One of the first revisions to the TRS plan involved moving the new wall farther back than originally planned. “They had us push it back to 85 ft,” Fenerty says. “They didn’t know exactly how far back things were pushed with the surge.” The revision meant Boh could not begin excavations until early February.
The excavation is within a site about 75 ft wide and 600 ft long, an area determined by seismic testing to locate the sub-surface debris. “We can only open up a certain amount of area at a time,” says Fenerty. “We created a bracing system to ensure the cofferdam doesn’t move.”
The contractor fabricated seven frames of interlocking steel beams as rangers and whalers to hang between the cofferdams and shore them during excavation. “You put the sheeting in where the top is at elevation minus 2 [ft],” Fenerty says. “Then we dig to minus 7 [ft] to install the whaler. You hang the beams and put in roughly six inches of blocking between the beams and sheeting to create pressure.”
Crews pumped water into the cofferdam on the north end of the site, referred to as TRS1, to equalize the pressure during excavation. As the excavation is completed and backfilled with sand, the blocking is removed and the bracing lifted out. “If you didn’t have the blocking, you would have to cut it to release the rangers,” Fenerty explains. Although the excavation depth across the site will be a consistent 18 ft, an additional level of bracing will be used on the southern end to avoid having to use water to equalize pressure. “On the south end, we will have two rangers—a top and a bottom—so we can excavate and remove the failed sheeting for forensics.”
Although sand bags, cables, rip-rap and other debris are liberally mixed in the soil at the north end, an estimated 30 concrete panels 30-ft-long by 25-ft-high are expected to emerge with the south end debris. The total volume of excavated material is expected to exceed 22,000 cu yd.
T-wall replacement construction will proceed from north to south as Boh backfills the excavation. The contractor will drive steel H piles to support the new T-wall construction. The wall will have a 3-ft deep by 19-ft wide footing braced on batter piles on both sides, Fenerty says. A rebar loop on top of the water-side pile will tie with rebar in the wall.

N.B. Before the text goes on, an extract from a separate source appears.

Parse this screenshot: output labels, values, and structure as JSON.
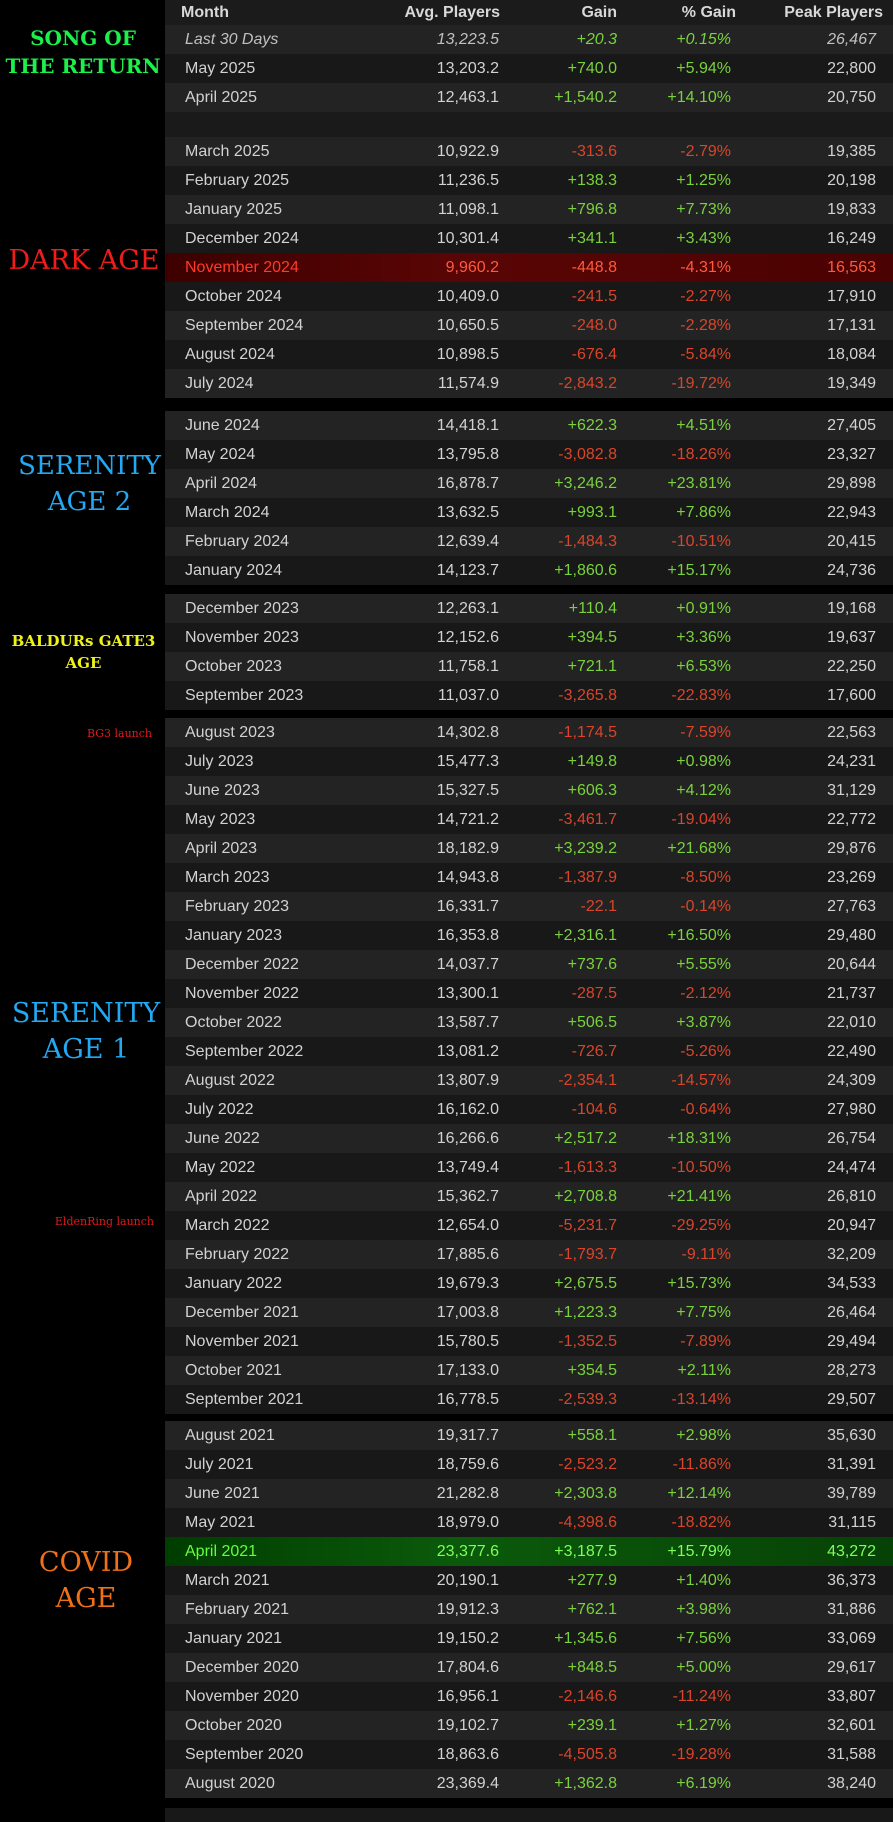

The design is typical of T-wall construction going in elsewhere in the hurricane protection system, including about 4,000 ft of new T-wall replacing I-walls that failed on the east side of the Inner Harbor Navigation Canal, says Murray, who was construction representative on that project as well.
The tie-in of the beefy T-walls to the remaining miles of relatively flimsy I-walls on the 17th street canal makes an incongruous match, but Murry explains that the Corps eventually plans to replace all of the walls with the T-wall design. “Since we have to repair this I-wall, we will go ahead and do it as a T-wall,” he says.
The Corps has no schedule for converting the remaining walls, but officials say they will not replace any failed areas with a design that has proven to be substandard. “We are not going to make a mistake again,” says Crear. “We’ve got to construct it based on the best science and technology…You in fact are going to build it stronger and better. Later on, if you decide you are going to invest in those walls, then you’ve got a section already done and can build to that.”